September 22, 2021
One of Towcester’s equine vets, Gwen Davies, shares some important seasonal information on Atypical Myopathy. Discover what it is and what you need to do to prevent or deal with the symptoms of this life threating condition as autumn approaches.
What is Atypical Myopathy?
Atypical Myopathy, also referred to as Seasonal Pasture Myopathy, is a rare but often fatal muscular condition seen in horses and ponies in the UK. It is caused by ingestion of sycamore seeds, seedlings or leaves, which contain the toxin Hypoglycin A (HGA).
Atypical myopathy It is most commonly seen in horses grazing bare pasture in the autumn when the sycamore seeds have dropped, or in the spring when the seedlings are growing. Some individuals seem to be more susceptible than others, especially young adults, but several horses in the same group grazing the same pasture can be affected.
If you suspect your horse has ingested sycamore seeds/leaves or if you spot any of the clinical signs below, please contact our vets immediately.
What are the symptoms of Atypical Myopathy (Sycamore Poisoning)?
- Weakness and difficulty walking or even standing
- Muscle tremors
- Profuse sweating
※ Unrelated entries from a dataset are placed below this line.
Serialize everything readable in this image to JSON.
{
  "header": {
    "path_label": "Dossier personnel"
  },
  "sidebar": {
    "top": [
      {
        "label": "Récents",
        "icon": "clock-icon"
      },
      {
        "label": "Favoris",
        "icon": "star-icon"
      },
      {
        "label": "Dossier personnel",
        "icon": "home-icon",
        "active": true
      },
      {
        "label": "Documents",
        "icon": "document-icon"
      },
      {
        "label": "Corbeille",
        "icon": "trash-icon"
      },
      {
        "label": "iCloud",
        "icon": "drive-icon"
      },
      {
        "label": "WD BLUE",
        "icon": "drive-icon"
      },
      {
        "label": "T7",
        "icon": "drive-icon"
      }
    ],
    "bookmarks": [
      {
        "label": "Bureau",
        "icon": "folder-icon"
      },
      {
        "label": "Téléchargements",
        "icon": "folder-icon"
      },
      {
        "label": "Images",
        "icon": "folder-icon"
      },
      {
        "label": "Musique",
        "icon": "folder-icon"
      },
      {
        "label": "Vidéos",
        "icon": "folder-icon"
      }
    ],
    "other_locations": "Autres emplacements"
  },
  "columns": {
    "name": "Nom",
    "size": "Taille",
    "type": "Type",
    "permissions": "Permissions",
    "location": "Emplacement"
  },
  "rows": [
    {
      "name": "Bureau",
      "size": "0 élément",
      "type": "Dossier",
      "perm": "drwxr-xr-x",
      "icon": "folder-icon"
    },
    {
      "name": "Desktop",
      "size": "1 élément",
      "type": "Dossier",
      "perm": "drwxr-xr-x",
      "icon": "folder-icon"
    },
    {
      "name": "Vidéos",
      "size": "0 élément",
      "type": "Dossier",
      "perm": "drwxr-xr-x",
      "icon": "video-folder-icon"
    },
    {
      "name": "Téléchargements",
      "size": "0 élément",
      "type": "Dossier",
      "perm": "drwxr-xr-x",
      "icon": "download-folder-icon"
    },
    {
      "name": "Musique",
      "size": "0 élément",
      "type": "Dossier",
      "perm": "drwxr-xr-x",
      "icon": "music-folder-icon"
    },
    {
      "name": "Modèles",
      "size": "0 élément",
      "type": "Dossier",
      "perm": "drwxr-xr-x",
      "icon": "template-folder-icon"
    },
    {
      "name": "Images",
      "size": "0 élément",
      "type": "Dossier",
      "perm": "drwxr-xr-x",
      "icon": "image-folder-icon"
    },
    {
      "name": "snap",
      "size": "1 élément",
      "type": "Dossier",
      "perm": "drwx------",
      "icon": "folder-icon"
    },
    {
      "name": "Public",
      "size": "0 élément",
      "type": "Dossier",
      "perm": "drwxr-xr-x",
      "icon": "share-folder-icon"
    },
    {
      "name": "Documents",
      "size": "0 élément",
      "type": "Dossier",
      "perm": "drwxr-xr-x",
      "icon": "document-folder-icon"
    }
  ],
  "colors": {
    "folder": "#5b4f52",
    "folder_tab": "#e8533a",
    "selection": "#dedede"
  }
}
- High heart rate in the absence of exercise
- Difficulty breathing
- Depression and low head carriage
- Brown or dark red urine
Can we treat Atypical Myopathy?
Affected horses can deteriorate within hours, and prognosis is generally poor. For this reason, veterinary assistance must be sought urgently for suspected cases.
Intensive treatment is critical to maximising the chances of survival, including intravenous fluid therapy, glucose and vitamin supplementation, pain relief and nursing care.
Horses that remain standing, eating and survive for 10 days are more likely to recover.
How can you prevent Atypical Myopathy?
The safest method of prevention is to remove toxin-containing seeds and seedlings from the environment to stop ingestion. During the autumn months clear sycamore seeds from pastures or fence off areas where sycamore seeds have fallen. Be aware that even fields without sycamore trees can still have seeds blown over. During spring, the most up to date recommendation is to mow and dispose of all sycamore seedlings. Some herbicides are available on the market to kill sycamore seedlings, but it has been found that the toxin can remain in dead seedlings for many months, so these must still be disposed of appropriately.
Other ways to reduce the risk include supplementation of forage if the pasture is bare, ideally feeding hay/haylage off the ground (using mats, tubs or feeders), and limiting the grazing time to less than 6 hours per day.
For more information or if you have any concerns reading sycamore seed ingestion, please don’t hesitate to call the practice on 01327 811 007 and speak with one of our veterinary team.
Gwen Davies BVMedSci BVM BVS MRCVS is one of Towcester’s team of equine vets, you can find out more about Gwen and our other equine vets on our Team pages.